Sorry for the delay posting this, things have been a little hectic lately! Nonetheless, here’s some of the most interesting and informative things I’ve found on the internet lately. Also check out our latest post on how the media covers (and spins) major events in “The Stories We Don’t Hear“.
“The Superpower Conundrum“, The Nation, July 2nd.
The United States remains the dominant global empire, but is their power and influence declining? They’re losing wars, their “enemies” (chiefly Russia and China) are increasingly rattling their own sabres with little American response, the economy is far from what it once was, and the country seems increasingly divided along class, race, and ideological lines. Great article!
“U.S. Operates Drones From Secret Bases in Somalia“, Foreign Policy, July 2nd.
My last post focussed on Somalia, one of the most interesting and chaotic places in the world. The Way of the Knife and Dirty Wars both detail American involvement in the region since the supposed withdrawal of American forces in the early 1990’s. This article picks up where those books left off.
“The Worst Case Scenario for the Global Economy“, Foreign Policy, July 2nd.
Emphasis on the “worst case” part of the title; this great article discusses the implications of Greek (and by extension, European), American and Chinese economic failures in the next few years – perhaps by the end of this year. The argument that another major downturn is coming is becoming increasingly strong however, especially when this article is paired with other articles we’ve shared on doonpress before, here and here.
“More Americans Are Renting, and Paying More, as Homeownership Falls“, New York Times, June 24th.
I admittedly do not know much about economics, but it seems only logical to me that real estate prices will continue to rise as global populations grow, putting home ownership out of reach of more working class families here in the West, where low prices and easy access to credit have traditionally made the suburban dream possible. Additionally, as employment patterns shift towards lower paid and shorter term contract jobs, with employees frequently changing employers and moving, it isn’t a stretch to imagine that more people will be renting; purchasing a home generally only makes financial sense over the middle-to-long-term, but if families only have guaranteed income for the next several months, they won’t make such a hefty investment. What, I wonder, would our economy look like if renting became the new normal?

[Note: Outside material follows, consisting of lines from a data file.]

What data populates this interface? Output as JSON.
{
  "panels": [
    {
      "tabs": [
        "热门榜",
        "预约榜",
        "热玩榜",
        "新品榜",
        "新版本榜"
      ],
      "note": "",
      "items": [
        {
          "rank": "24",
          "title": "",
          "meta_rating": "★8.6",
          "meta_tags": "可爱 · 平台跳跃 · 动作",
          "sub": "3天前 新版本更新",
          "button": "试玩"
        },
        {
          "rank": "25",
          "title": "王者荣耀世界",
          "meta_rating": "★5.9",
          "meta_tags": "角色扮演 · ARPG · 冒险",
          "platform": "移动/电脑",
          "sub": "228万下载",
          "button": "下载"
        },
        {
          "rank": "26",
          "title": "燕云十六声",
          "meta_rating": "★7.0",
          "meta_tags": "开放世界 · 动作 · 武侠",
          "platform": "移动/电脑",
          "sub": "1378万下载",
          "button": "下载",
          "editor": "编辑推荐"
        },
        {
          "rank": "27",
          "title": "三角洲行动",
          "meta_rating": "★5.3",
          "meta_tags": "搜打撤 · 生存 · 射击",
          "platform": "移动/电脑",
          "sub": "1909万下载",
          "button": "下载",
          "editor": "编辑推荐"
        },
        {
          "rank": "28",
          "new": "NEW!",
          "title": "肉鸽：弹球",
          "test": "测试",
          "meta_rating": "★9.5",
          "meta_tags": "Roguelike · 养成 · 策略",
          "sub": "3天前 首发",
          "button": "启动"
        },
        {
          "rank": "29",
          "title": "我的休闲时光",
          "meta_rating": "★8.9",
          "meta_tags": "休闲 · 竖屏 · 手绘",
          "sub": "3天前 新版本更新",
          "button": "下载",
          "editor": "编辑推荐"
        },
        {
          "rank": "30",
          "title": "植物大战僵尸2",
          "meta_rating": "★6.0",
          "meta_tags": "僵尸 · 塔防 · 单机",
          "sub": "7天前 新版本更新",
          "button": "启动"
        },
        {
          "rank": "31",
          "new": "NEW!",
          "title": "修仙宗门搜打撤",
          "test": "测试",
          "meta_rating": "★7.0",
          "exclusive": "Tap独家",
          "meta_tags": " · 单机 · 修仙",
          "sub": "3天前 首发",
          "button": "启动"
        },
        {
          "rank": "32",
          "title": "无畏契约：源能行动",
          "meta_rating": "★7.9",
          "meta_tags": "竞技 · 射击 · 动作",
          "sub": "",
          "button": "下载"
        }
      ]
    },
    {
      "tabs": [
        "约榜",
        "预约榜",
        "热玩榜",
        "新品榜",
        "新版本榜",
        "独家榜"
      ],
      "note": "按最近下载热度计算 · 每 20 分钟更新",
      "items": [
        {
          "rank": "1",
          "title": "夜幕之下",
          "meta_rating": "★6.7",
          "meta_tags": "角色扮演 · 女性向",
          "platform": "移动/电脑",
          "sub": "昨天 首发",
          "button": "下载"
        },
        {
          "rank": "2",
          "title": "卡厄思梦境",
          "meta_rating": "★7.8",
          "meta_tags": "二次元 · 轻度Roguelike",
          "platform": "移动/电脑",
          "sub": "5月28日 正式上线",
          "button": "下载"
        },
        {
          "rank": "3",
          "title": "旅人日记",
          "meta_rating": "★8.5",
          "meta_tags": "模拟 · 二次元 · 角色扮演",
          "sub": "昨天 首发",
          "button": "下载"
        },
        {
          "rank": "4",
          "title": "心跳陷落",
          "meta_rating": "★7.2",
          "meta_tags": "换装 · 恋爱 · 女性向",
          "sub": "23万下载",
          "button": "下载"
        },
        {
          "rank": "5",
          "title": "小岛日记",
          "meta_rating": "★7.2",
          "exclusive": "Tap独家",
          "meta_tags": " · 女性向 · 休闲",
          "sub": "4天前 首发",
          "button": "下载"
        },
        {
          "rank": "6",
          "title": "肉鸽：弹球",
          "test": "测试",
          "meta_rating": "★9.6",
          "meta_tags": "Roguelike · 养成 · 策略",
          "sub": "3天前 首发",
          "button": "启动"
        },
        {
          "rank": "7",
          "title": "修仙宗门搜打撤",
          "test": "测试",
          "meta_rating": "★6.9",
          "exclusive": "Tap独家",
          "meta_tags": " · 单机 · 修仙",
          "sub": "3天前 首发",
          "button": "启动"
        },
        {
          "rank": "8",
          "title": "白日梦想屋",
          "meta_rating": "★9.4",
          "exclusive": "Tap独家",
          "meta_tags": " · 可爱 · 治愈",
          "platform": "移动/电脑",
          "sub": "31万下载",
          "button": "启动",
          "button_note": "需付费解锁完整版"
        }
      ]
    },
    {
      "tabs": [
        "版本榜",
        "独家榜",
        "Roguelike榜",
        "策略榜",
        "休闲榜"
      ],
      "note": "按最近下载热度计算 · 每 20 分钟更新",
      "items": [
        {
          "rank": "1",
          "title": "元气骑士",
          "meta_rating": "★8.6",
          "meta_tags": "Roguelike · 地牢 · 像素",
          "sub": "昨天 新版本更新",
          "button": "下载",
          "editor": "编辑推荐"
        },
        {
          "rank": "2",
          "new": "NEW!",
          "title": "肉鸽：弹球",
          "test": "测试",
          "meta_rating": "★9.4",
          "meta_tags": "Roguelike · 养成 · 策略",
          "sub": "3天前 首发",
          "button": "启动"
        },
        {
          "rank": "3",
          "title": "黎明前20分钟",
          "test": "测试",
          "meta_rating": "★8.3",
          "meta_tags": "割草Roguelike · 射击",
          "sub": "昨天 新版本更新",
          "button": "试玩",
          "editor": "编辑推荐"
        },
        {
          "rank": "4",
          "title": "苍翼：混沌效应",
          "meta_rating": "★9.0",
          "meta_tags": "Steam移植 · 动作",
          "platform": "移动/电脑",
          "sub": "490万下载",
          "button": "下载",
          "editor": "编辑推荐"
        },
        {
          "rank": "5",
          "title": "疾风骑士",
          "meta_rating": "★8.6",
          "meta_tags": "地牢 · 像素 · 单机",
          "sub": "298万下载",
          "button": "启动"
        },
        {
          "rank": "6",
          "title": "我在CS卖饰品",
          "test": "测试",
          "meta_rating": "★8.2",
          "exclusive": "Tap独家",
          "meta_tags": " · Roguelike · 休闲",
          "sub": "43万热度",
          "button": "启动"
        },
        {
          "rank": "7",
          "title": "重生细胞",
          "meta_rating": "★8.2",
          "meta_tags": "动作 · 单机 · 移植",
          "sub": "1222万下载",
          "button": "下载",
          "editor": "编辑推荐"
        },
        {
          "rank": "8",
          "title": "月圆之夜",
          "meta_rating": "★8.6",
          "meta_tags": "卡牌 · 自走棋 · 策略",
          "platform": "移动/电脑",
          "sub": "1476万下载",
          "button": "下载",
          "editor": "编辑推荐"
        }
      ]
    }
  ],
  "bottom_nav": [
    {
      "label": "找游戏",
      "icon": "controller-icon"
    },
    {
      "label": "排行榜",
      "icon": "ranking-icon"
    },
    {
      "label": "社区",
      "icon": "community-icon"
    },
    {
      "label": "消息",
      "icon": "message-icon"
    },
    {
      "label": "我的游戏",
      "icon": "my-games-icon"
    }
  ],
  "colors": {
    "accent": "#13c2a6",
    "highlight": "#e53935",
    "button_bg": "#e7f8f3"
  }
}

“The New Job Numbers Are Worse Than They Look“, New York Times, July 2nd.
Good analysis to get in behind the headlines. Job creation is always great, but if the jobs that are being created aren’t enough to support individuals or families, then we still have a long way to go. We really need a new conversation about worker’s rights, especially looking forward, as many jobs are poised to be replaced by technology.
“Homegrown Extremists Tied to Deadlier Toll Than Jihadists in U.S. Since 9/11“, New York Times, June 24th.
The headline says a lot, but the story says even more. It draws attention to the fact that jihadi’s, that group the media and politicians can’t seem to get enough of, has only killed 26 Americans since September 12th, 2001. Yes, white-supremacist/anti-government radicals have killed more (48), those numbers don’t even begin to hold a candle to the 5,000 Americans killed by the police, the 33,000 killed in car accidents, or the astoundingly high numbers dying from drug and alcohol addiction. Please, please, let’s refocus the conversation.
“Unequal justice: Aboriginal and black inmates disproportionately fill Ontario jails“, Toronto Star, March 2013.
Report from a little while ago, but a very important read.
“Aaron Driver defends ISIS, attack on Parliament, but denies he’s a threat“, CBC, June 24th.
I was really shocked to see this sort of treatment for a man who merely spoke his mind. Grabbed by men in a van, held in custody for 8 days without a charge, and then released with a 9pm-6am curfew, and forbidden from accessing the internet, as well has having his passport seized, all for repeating some unpopular views. His case is an interesting view into the mind of someone who supports Islamist violence however. A troubled youth who found religion, converted to Islam, and then was deeply troubled with the treatment of Muslims at home and abroad; this seems to be the case for many Westerners who have sympathized or fought with ISIS. Perhaps a first step to combatting this problem then would be a better mental health and social support policy, as well as treating everyone, even dissidents, with respect and compassion. His mistreatment by Canadian authorities is shocking and should be very, very alarming.
“Mass Shootings: Maybe What We Need Is a Better Mental-Health Policy“, Mother Jones, November 2012.
This slightly older piece serves as a great companion to my above opinion – mass violence can be clearly linked to mental illness. This short article points out the connections between violence, mental illness, and gun control (or the lack thereof); give it a read!
Hope you enjoyed checking these out, subscribe or follow doonpress on Twitter for more recommended readings – and I promise this week’s posts will be on time! In the meantime, share your own favourite articles and links in the comments. Cheers